[Start of section]

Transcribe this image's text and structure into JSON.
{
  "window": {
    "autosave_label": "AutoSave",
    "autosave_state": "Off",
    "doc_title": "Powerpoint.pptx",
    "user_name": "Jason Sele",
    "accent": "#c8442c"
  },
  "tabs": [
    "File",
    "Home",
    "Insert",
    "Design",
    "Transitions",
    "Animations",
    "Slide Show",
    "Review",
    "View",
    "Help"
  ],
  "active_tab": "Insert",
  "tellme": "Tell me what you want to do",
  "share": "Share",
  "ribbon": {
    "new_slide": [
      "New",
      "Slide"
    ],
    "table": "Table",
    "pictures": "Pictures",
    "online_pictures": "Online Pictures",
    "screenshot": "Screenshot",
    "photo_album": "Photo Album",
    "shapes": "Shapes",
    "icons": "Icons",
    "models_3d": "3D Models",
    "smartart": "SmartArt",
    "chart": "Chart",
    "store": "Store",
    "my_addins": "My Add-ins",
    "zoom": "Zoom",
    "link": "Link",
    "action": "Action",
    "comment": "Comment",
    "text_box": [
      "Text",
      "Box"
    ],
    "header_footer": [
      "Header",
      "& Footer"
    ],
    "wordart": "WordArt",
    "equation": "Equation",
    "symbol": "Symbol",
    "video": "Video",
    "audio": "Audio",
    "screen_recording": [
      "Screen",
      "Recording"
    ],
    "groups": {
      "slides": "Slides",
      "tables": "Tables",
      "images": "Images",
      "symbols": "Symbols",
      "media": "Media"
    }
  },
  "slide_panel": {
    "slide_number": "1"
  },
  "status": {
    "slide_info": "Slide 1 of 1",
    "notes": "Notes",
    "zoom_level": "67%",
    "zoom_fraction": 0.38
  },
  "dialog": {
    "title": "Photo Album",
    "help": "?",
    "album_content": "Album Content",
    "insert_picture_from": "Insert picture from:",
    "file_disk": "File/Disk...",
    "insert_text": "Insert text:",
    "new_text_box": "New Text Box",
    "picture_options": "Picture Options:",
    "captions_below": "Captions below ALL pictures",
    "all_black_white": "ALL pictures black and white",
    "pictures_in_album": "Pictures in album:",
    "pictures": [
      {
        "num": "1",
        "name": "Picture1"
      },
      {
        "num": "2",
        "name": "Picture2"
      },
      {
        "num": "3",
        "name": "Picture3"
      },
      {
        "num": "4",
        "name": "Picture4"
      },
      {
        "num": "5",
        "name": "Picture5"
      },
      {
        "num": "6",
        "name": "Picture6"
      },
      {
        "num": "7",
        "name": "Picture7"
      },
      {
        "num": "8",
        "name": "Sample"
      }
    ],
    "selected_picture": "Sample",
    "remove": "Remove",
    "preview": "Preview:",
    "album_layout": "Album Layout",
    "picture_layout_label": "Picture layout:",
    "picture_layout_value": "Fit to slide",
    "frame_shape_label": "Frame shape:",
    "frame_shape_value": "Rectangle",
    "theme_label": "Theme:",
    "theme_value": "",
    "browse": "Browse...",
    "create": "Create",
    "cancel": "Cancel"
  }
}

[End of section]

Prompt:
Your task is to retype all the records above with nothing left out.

Solved problem:
Transcribe this image's text and structure into JSON.
{
  "window": {
    "autosave_label": "AutoSave",
    "autosave_state": "Off",
    "doc_title": "Powerpoint.pptx",
    "user_name": "Jason Sele",
    "accent": "#c8442c"
  },
  "tabs": [
    "File",
    "Home",
    "Insert",
    "Design",
    "Transitions",
    "Animations",
    "Slide Show",
    "Review",
    "View",
    "Help"
  ],
  "active_tab": "Insert",
  "tellme": "Tell me what you want to do",
  "share": "Share",
  "ribbon": {
    "new_slide": [
      "New",
      "Slide"
    ],
    "table": "Table",
    "pictures": "Pictures",
    "online_pictures": "Online Pictures",
    "screenshot": "Screenshot",
    "photo_album": "Photo Album",
    "shapes": "Shapes",
    "icons": "Icons",
    "models_3d": "3D Models",
    "smartart": "SmartArt",
    "chart": "Chart",
    "store": "Store",
    "my_addins": "My Add-ins",
    "zoom": "Zoom",
    "link": "Link",
    "action": "Action",
    "comment": "Comment",
    "text_box": [
      "Text",
      "Box"
    ],
    "header_footer": [
      "Header",
      "& Footer"
    ],
    "wordart": "WordArt",
    "equation": "Equation",
    "symbol": "Symbol",
    "video": "Video",
    "audio": "Audio",
    "screen_recording": [
      "Screen",
      "Recording"
    ],
    "groups": {
      "slides": "Slides",
      "tables": "Tables",
      "images": "Images",
      "symbols": "Symbols",
      "media": "Media"
    }
  },
  "slide_panel": {
    "slide_number": "1"
  },
  "status": {
    "slide_info": "Slide 1 of 1",
    "notes": "Notes",
    "zoom_level": "67%",
    "zoom_fraction": 0.38
  },
  "dialog": {
    "title": "Photo Album",
    "help": "?",
    "album_content": "Album Content",
    "insert_picture_from": "Insert picture from:",
    "file_disk": "File/Disk...",
    "insert_text": "Insert text:",
    "new_text_box": "New Text Box",
    "picture_options": "Picture Options:",
    "captions_below": "Captions below ALL pictures",
    "all_black_white": "ALL pictures black and white",
    "pictures_in_album": "Pictures in album:",
    "pictures": [
      {
        "num": "1",
        "name": "Picture1"
      },
      {
        "num": "2",
        "name": "Picture2"
      },
      {
        "num": "3",
        "name": "Picture3"
      },
      {
        "num": "4",
        "name": "Picture4"
      },
      {
        "num": "5",
        "name": "Picture5"
      },
      {
        "num": "6",
        "name": "Picture6"
      },
      {
        "num": "7",
        "name": "Picture7"
      },
      {
        "num": "8",
        "name": "Sample"
      }
    ],
    "selected_picture": "Sample",
    "remove": "Remove",
    "preview": "Preview:",
    "album_layout": "Album Layout",
    "picture_layout_label": "Picture layout:",
    "picture_layout_value": "Fit to slide",
    "frame_shape_label": "Frame shape:",
    "frame_shape_value": "Rectangle",
    "theme_label": "Theme:",
    "theme_value": "",
    "browse": "Browse...",
    "create": "Create",
    "cancel": "Cancel"
  }
}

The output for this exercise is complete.